Saved entries
* * *

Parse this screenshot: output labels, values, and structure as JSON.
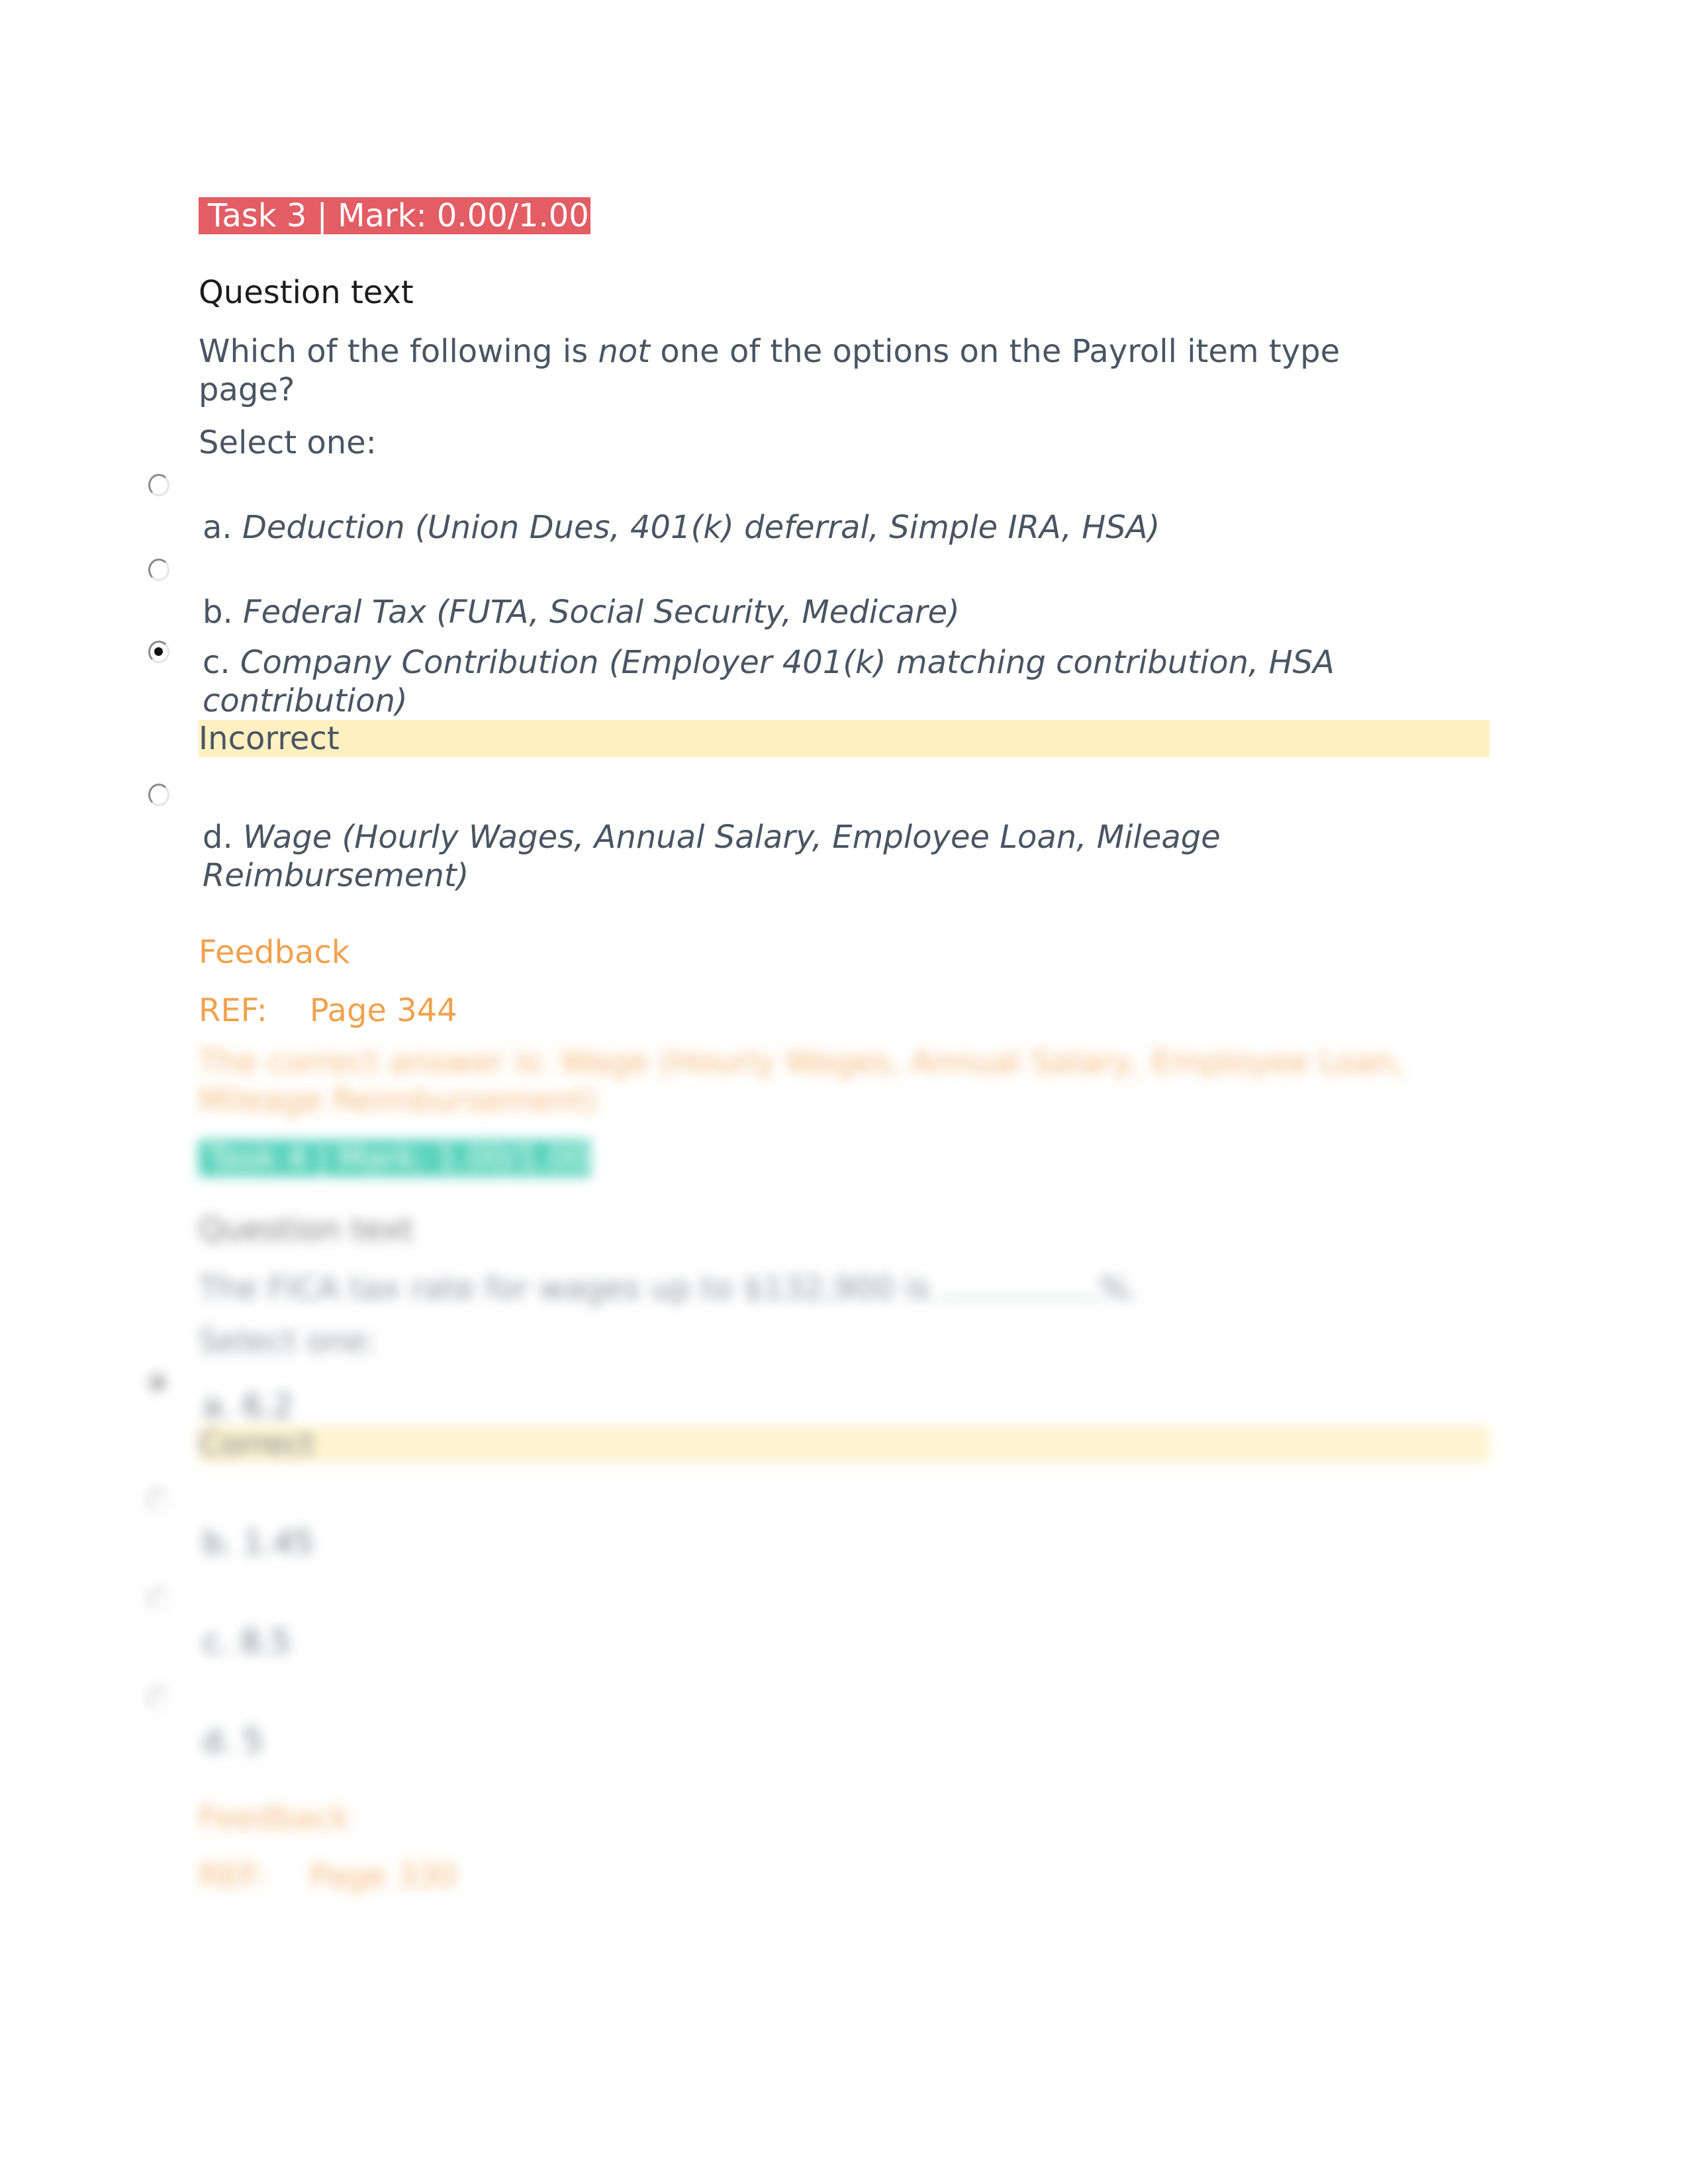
{
  "questions": [
    {
      "badge": "Task 3 | Mark: 0.00/1.00",
      "badge_status": "incorrect",
      "badge_color": "#e35d64",
      "heading": "Question text",
      "text_before": "Which of the following is ",
      "text_emphasis": "not",
      "text_after": " one of the options on the Payroll item type page?",
      "select_label": "Select one:",
      "options": [
        {
          "letter": "a.",
          "text": "Deduction (Union Dues, 401(k) deferral, Simple IRA, HSA)",
          "checked": false
        },
        {
          "letter": "b.",
          "text": "Federal Tax (FUTA, Social Security, Medicare)",
          "checked": false
        },
        {
          "letter": "c.",
          "text": "Company Contribution (Employer 401(k) matching contribution, HSA contribution)",
          "checked": true,
          "status": "Incorrect"
        },
        {
          "letter": "d.",
          "text": "Wage (Hourly Wages, Annual Salary, Employee Loan, Mileage Reimbursement)",
          "checked": false
        }
      ],
      "feedback_title": "Feedback",
      "ref_label": "REF:",
      "ref_value": "Page 344",
      "correct_answer": "The correct answer is: Wage (Hourly Wages, Annual Salary, Employee Loan, Mileage Reimbursement)"
    },
    {
      "badge": "Task 4 | Mark: 1.00/1.00",
      "badge_status": "correct",
      "badge_color": "#20c3a4",
      "heading": "Question text",
      "text_before": "The FICA tax rate for wages up to $132,900 is ",
      "text_after": "%.",
      "select_label": "Select one:",
      "options": [
        {
          "letter": "a.",
          "text": "6.2",
          "checked": true,
          "status": "Correct"
        },
        {
          "letter": "b.",
          "text": "1.45",
          "checked": false
        },
        {
          "letter": "c.",
          "text": "8.5",
          "checked": false
        },
        {
          "letter": "d.",
          "text": "5",
          "checked": false
        }
      ],
      "feedback_title": "Feedback",
      "ref_label": "REF:",
      "ref_value": "Page 330"
    }
  ]
}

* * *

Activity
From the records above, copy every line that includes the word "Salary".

Written solution
          "text": "Wage (Hourly Wages, Annual Salary, Employee Loan, Mileage Reimbursement)",
      "correct_answer": "The correct answer is: Wage (Hourly Wages, Annual Salary, Employee Loan, Mileage Reimbursement)"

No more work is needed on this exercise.